Should We Trust the Polls?
So what if the polling numbers on the President aren’t all they’re cracked up to be? What if it is simply Trump bias? Turning to other government leadership, the numbers offer an even more wistful indicator.
A recent poll from May 2017 found that nearly 74% of Americans, that’s nearly three out of every four people, disapprove of Congressional leadership.
What that corresponds with in the real economy does not offer an optimistic outlook. In fact, job numbers from the same month offered a much darker picture.
The job growth numbers for May 2017 dropped at a shocking rate with only 138,000 new jobs added. That goes in direct contrast to the forecast growth of 185,000 jobs according to a report from the Department of Labor at the beginning of June.
Although the electoral impact on the market in 2016 may have seen the “Trump trade” push for a stock market rally not everyone is so convinced of such real growth. Within a “normal” environment the stock market is believed to offer a fair gauge at how the economy is running. That no longer appears to be the case.
President Reagan’s former Budget Director and financial analyst David Stockman views an entirely different take on the state of confidence and the economy.
“There has been zero net gain in industrial production since September 2007; no net gain in breadwinners jobs since January 2001; and zero gains in real median family incomes since 1989.”
Stockman continues to highlight the stark financial numbers to what he has labeled as “Wall Street earnings hopium.” The former Wall Street and Washington insider writes, “I think the post-election “reflation trade” is the greatest sucker’s rally we have ever seen.”
Polling, Wall Street and the Economy
Looking to Wall Street for signals that indicate why confidence is muddled might only leave more questions.

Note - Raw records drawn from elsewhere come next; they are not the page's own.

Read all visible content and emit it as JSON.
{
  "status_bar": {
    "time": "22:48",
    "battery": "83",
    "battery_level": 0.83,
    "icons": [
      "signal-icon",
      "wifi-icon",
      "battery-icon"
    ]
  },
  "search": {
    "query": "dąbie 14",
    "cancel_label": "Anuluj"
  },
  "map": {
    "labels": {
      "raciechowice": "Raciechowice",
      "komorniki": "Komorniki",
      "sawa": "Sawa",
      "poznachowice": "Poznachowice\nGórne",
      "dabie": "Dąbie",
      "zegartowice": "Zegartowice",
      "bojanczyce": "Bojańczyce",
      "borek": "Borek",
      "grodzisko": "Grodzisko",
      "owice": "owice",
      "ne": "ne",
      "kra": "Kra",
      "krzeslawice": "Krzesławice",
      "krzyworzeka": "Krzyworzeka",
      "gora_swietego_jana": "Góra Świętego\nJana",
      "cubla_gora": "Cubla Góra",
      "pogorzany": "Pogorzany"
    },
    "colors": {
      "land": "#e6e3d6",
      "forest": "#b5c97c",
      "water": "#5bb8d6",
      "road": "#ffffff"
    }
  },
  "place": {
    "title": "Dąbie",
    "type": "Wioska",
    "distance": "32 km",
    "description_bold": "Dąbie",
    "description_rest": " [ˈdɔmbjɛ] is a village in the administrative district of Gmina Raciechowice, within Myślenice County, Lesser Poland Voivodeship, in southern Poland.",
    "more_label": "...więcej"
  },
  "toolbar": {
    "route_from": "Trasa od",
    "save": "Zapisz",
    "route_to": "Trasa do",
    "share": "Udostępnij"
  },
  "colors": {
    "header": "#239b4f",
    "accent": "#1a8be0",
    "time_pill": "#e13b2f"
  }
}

After the latest round of Comey hearings the market hit record highs.The disconnect leaves Main Street in the giant eye of a financial hurricane.

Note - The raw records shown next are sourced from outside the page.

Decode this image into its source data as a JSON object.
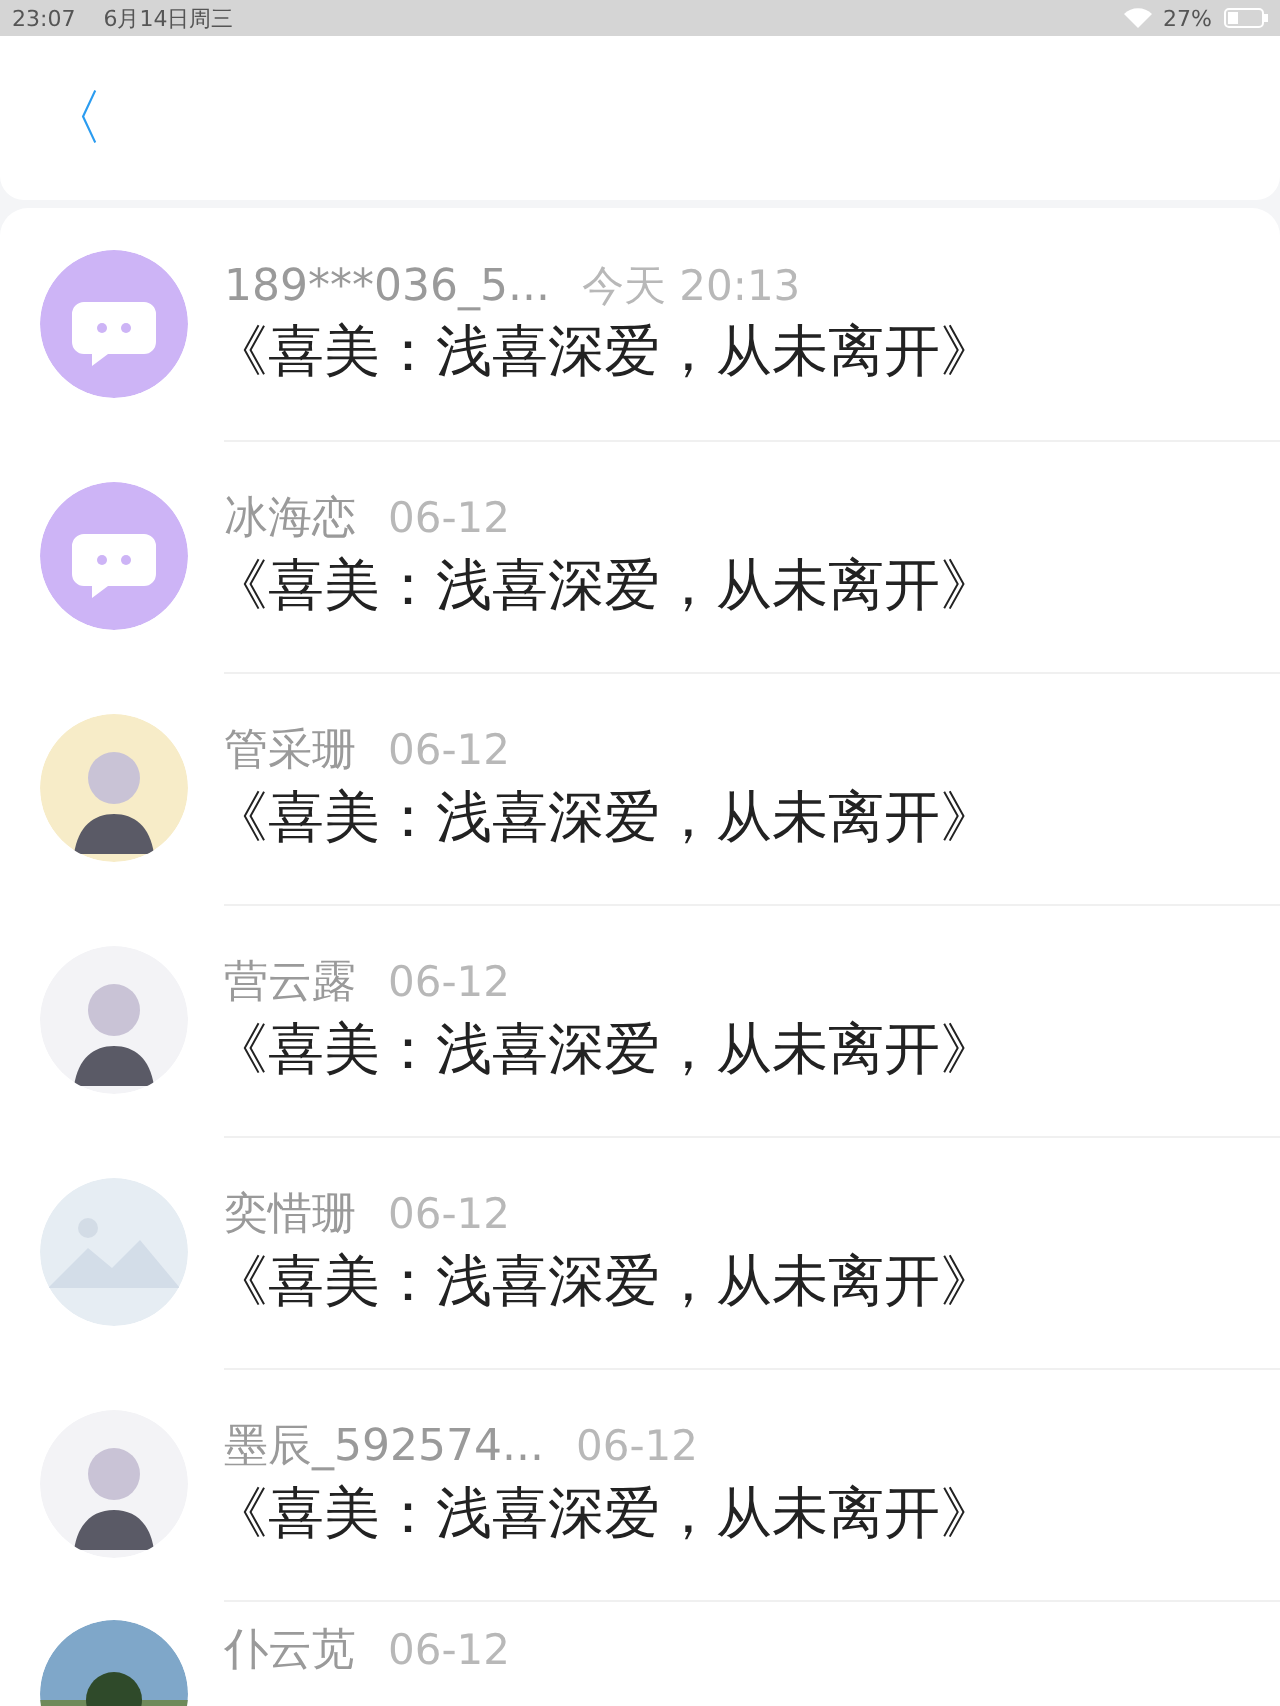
{
  "status_bar": {
    "time": "23:07",
    "date": "6月14日周三",
    "battery": "27%"
  },
  "header": {
    "back": "〈"
  },
  "messages": [
    {
      "name": "189***036_5...",
      "time": "今天 20:13",
      "text": "《喜美：浅喜深爱，从未离开》",
      "avatar": {
        "kind": "bubble",
        "color": "#cdb4f6"
      }
    },
    {
      "name": "冰海恋",
      "time": "06-12",
      "text": "《喜美：浅喜深爱，从未离开》",
      "avatar": {
        "kind": "bubble",
        "color": "#cdb4f6"
      }
    },
    {
      "name": "管采珊",
      "time": "06-12",
      "text": "《喜美：浅喜深爱，从未离开》",
      "avatar": {
        "kind": "figure",
        "color": "#f7ecc8"
      }
    },
    {
      "name": "营云露",
      "time": "06-12",
      "text": "《喜美：浅喜深爱，从未离开》",
      "avatar": {
        "kind": "figure",
        "color": "#f3f3f6"
      }
    },
    {
      "name": "奕惜珊",
      "time": "06-12",
      "text": "《喜美：浅喜深爱，从未离开》",
      "avatar": {
        "kind": "placeholder",
        "color": "#e6edf3"
      }
    },
    {
      "name": "墨辰_592574...",
      "time": "06-12",
      "text": "《喜美：浅喜深爱，从未离开》",
      "avatar": {
        "kind": "figure",
        "color": "#f3f3f6"
      }
    },
    {
      "name": "仆云苋",
      "time": "06-12"
    }
  ]
}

Perhaps Trump’s polling numbers are attributed to an economy that is stagnating at a gradual pace. Under such circumstances, loan numbers and credit cards often signal what’s ahead.

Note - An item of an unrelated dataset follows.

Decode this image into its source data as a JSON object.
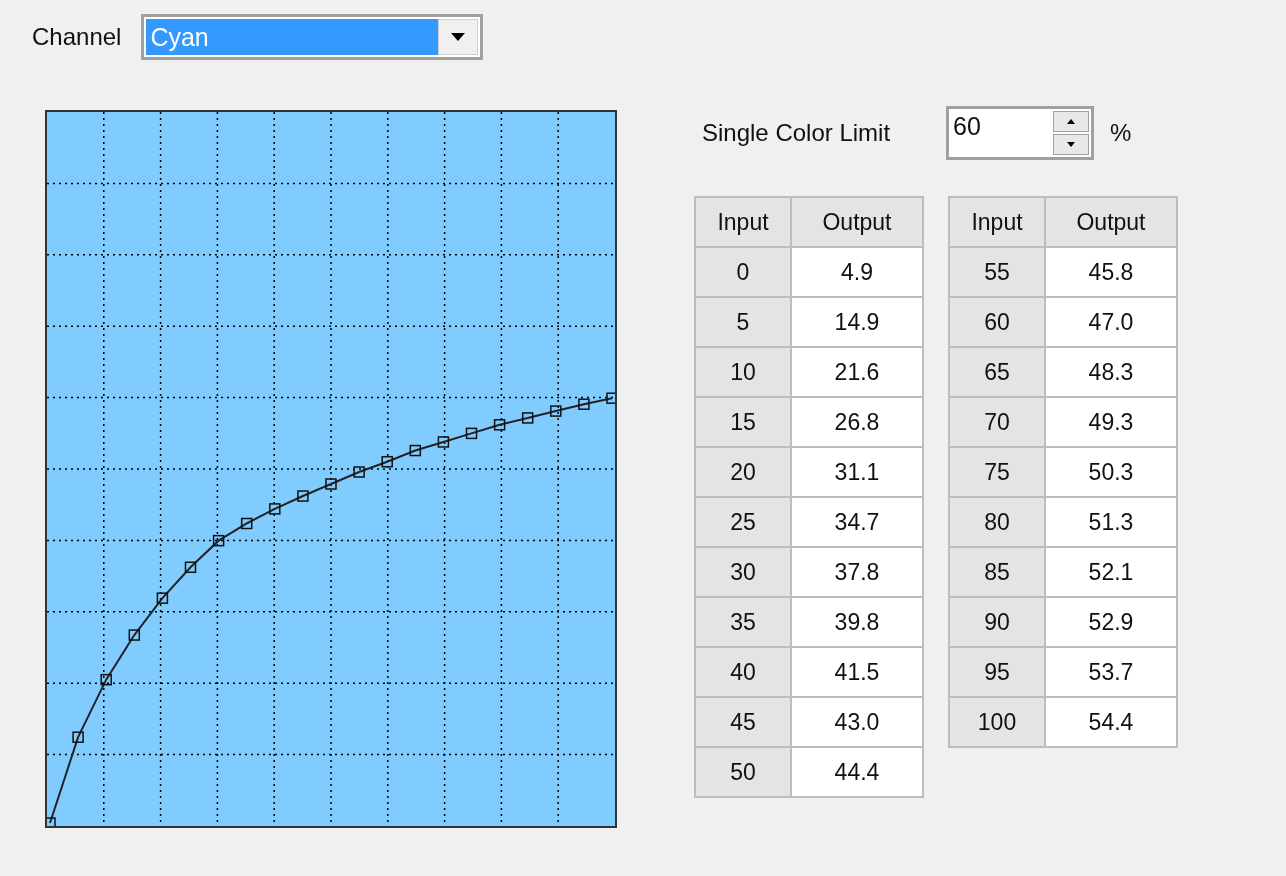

Former Federal Reserve official and author of the recent book Fed Up Danielle DiMartino Booth has revealed a dangerous trend is forming.
DiMartino Booth penned, “According to the Fed survey, at minus 13.3 percent, demand for auto loans flat-lined in deeply… the worst levels of the current expansion. This data point corroborated the Michigan survey, which showed that those who said it was a good time to buy a car fell to the lowest level since August 2014.”
“Meanwhile, demand for credit card loans slid to minus 10.2 percent from minus 8.3 percent in the last three months of last year.”
“In the event you’re detecting a trend, households are sending out distress signals that have just begun to be picked up in housing, even as household debt levels recapture their pre-crisis highs.”
Regardless of the attempts by major bank reports and various media outlets trying to convince policymakers in D.C that economic growth stems from investors, the real story shows a different tale.
While Wall Street continues to call the shots in the Beltway, the consumer spending market makes up nearly two-thirds of U.S GDP. That puts Main Street’s consumption at nearly 70% of the total economy.
The impact of consumption and consumer sentiment can have political and economic ramifications.
Jim Rickards‘ leaves his final remarks over the U.S economy slamming on the breaks urging, “On top of this, the Fed is creating headwinds with rate hikes and by reducing the money supply through its new program of quantitative tightening, or QT.”
“With stock market indices hitting new all-time highs almost daily, and the economy hitting stall speed, a severe stock market correction is in the cards.”
Even amongst republicans the polling numbers are now starting face the economic reality. A recent poll found that Trump’s satisfaction rating dropped seventeen points for Republicans over the past several weeks.
As the electorate sobers up, the market may soon wake up to a financial hangover that it just can’t shake. How polling, spending and sentiment numbers are faring may well play a critical role in the future of the economy.
Thanks for reading,